▶ What the task asks
Pull every line containing "JSON" from the data.

▶ Dataset excerpts
• • • • •

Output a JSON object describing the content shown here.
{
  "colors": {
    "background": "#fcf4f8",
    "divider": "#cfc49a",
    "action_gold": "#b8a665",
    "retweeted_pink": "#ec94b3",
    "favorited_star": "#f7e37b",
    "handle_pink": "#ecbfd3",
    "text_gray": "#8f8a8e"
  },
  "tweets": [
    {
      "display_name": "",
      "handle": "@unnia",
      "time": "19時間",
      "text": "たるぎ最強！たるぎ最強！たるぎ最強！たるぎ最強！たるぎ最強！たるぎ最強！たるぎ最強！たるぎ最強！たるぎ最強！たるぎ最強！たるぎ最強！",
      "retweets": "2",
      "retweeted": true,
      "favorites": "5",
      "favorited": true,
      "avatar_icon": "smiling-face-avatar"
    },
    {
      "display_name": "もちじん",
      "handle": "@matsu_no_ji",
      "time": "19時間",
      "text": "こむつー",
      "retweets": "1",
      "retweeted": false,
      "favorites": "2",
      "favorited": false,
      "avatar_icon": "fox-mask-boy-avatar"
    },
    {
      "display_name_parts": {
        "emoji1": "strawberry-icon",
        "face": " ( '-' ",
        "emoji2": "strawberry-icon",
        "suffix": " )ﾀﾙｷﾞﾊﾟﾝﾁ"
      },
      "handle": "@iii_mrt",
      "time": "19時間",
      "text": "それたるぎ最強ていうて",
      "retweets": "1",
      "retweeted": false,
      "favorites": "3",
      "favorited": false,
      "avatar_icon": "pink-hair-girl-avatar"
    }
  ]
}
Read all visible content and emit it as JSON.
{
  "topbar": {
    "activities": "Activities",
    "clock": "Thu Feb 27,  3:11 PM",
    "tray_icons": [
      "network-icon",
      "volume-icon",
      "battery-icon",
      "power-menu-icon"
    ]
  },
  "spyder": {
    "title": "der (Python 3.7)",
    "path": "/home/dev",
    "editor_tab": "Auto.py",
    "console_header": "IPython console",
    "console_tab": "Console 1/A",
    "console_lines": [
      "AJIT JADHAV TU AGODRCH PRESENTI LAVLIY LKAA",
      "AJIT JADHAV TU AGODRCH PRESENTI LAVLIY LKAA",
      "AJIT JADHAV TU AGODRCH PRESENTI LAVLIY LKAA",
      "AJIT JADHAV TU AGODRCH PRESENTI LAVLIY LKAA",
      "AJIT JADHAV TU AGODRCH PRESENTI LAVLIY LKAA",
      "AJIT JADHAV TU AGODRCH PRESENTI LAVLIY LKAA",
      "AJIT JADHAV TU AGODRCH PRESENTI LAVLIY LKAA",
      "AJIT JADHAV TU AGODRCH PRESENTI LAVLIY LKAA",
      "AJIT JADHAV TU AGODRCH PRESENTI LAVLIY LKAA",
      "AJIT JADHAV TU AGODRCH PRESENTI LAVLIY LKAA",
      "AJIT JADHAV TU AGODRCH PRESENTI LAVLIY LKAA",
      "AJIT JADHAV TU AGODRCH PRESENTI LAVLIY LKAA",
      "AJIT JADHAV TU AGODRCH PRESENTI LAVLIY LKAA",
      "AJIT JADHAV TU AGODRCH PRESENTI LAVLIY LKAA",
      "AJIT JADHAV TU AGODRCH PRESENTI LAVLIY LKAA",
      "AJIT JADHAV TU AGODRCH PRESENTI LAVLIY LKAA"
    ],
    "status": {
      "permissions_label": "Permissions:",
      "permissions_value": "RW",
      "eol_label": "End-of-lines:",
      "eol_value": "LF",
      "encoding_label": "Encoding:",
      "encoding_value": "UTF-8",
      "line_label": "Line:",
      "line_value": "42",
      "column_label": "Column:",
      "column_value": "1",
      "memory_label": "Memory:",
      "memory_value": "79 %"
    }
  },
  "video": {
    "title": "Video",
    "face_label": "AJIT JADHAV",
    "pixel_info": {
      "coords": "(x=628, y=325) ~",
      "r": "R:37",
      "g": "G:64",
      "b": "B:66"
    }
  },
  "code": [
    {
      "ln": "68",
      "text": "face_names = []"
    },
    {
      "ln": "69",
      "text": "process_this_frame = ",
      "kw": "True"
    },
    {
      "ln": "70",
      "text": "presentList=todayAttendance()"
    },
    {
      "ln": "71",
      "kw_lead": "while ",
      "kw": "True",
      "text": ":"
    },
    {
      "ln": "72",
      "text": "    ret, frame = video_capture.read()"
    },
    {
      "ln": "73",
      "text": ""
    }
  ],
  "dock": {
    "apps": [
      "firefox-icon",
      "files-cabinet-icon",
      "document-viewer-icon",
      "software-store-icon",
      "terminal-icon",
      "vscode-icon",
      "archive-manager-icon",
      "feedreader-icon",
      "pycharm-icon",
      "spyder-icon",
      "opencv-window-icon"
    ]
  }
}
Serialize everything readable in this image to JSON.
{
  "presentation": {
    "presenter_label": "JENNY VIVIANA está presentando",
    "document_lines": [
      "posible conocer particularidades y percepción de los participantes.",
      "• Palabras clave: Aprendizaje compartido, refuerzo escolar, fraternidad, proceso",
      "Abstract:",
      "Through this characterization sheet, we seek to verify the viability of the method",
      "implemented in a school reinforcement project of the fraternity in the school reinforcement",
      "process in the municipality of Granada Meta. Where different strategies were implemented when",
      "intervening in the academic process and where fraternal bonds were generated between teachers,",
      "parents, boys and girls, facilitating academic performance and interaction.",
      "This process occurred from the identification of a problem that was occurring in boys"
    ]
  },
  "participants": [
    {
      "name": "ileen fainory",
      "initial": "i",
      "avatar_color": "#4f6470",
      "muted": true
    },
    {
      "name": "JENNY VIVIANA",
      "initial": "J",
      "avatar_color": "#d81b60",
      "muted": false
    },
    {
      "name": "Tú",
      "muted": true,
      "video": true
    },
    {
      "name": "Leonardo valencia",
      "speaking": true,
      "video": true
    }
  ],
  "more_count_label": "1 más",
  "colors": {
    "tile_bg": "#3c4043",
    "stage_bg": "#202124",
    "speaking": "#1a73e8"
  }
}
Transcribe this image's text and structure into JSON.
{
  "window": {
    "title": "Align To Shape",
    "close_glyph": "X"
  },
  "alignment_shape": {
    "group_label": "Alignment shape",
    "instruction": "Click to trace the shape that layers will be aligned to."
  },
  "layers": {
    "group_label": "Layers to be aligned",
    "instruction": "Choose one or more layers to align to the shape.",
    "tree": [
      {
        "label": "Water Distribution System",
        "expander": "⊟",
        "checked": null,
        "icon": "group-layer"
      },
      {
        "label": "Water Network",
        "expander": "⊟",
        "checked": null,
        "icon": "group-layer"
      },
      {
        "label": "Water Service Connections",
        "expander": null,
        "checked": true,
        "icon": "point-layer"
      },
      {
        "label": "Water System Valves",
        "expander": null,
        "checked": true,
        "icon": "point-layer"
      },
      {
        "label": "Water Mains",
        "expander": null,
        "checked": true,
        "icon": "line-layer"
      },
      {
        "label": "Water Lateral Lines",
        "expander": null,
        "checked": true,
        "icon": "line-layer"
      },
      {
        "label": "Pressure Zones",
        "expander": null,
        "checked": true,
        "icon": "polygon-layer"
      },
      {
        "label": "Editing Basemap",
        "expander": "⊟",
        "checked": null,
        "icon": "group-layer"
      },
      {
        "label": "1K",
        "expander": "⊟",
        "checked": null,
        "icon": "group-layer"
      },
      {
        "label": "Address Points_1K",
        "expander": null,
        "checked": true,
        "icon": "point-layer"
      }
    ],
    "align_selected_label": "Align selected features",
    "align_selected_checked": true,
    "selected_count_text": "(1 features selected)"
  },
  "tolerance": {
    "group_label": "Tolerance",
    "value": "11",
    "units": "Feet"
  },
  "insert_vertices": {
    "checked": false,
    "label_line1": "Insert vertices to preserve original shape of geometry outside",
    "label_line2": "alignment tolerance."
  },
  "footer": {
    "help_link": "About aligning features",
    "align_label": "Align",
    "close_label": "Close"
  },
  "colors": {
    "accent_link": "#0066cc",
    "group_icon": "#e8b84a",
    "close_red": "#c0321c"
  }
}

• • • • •

▶ Written answer
Output a JSON object describing the content shown here.
Read all visible content and emit it as JSON.
Serialize everything readable in this image to JSON.
Transcribe this image's text and structure into JSON.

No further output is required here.